§ **REQUIREMENT**
Each record below must come back exactly as written; its pictures must not.

• • •

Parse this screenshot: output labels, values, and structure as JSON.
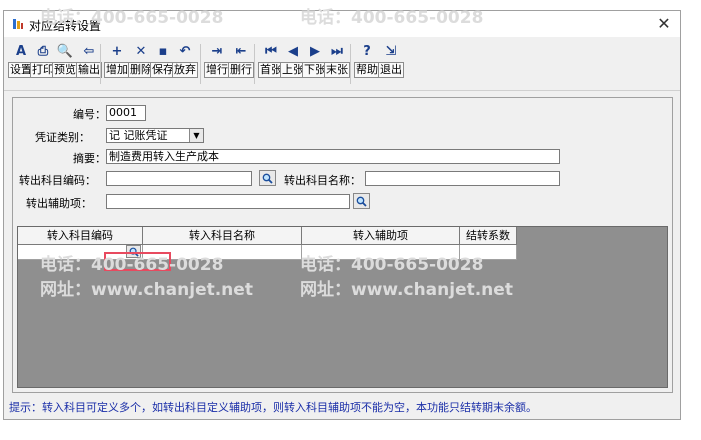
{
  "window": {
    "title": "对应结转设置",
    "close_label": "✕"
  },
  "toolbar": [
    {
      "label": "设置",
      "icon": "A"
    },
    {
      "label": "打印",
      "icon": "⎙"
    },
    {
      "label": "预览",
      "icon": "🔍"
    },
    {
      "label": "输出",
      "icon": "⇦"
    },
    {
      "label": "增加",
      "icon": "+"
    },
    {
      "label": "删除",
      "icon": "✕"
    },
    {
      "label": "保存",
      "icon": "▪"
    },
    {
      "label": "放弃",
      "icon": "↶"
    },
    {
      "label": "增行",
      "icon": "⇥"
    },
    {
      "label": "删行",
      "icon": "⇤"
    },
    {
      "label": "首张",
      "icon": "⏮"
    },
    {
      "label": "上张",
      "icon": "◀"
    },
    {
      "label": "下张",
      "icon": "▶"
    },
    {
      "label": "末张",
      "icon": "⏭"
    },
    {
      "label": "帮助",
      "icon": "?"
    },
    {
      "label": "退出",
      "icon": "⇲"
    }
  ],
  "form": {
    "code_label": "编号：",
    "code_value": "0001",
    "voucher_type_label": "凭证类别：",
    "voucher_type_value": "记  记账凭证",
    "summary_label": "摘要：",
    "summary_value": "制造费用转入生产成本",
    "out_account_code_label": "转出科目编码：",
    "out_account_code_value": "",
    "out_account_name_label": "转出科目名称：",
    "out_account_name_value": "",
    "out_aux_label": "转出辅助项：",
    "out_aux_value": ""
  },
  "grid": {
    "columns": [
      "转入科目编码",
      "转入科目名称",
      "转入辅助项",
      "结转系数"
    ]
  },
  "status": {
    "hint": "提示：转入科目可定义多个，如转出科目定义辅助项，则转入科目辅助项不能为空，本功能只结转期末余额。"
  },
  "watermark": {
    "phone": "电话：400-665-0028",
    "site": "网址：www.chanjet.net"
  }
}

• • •

§ **EXERCISE SOLUTION**
Parse this screenshot: output labels, values, and structure as JSON.
{
  "window": {
    "title": "对应结转设置",
    "close_label": "✕"
  },
  "toolbar": [
    {
      "label": "设置",
      "icon": "A"
    },
    {
      "label": "打印",
      "icon": "⎙"
    },
    {
      "label": "预览",
      "icon": "🔍"
    },
    {
      "label": "输出",
      "icon": "⇦"
    },
    {
      "label": "增加",
      "icon": "+"
    },
    {
      "label": "删除",
      "icon": "✕"
    },
    {
      "label": "保存",
      "icon": "▪"
    },
    {
      "label": "放弃",
      "icon": "↶"
    },
    {
      "label": "增行",
      "icon": "⇥"
    },
    {
      "label": "删行",
      "icon": "⇤"
    },
    {
      "label": "首张",
      "icon": "⏮"
    },
    {
      "label": "上张",
      "icon": "◀"
    },
    {
      "label": "下张",
      "icon": "▶"
    },
    {
      "label": "末张",
      "icon": "⏭"
    },
    {
      "label": "帮助",
      "icon": "?"
    },
    {
      "label": "退出",
      "icon": "⇲"
    }
  ],
  "form": {
    "code_label": "编号：",
    "code_value": "0001",
    "voucher_type_label": "凭证类别：",
    "voucher_type_value": "记  记账凭证",
    "summary_label": "摘要：",
    "summary_value": "制造费用转入生产成本",
    "out_account_code_label": "转出科目编码：",
    "out_account_code_value": "",
    "out_account_name_label": "转出科目名称：",
    "out_account_name_value": "",
    "out_aux_label": "转出辅助项：",
    "out_aux_value": ""
  },
  "grid": {
    "columns": [
      "转入科目编码",
      "转入科目名称",
      "转入辅助项",
      "结转系数"
    ]
  },
  "status": {
    "hint": "提示：转入科目可定义多个，如转出科目定义辅助项，则转入科目辅助项不能为空，本功能只结转期末余额。"
  },
  "watermark": {
    "phone": "电话：400-665-0028",
    "site": "网址：www.chanjet.net"
  }
}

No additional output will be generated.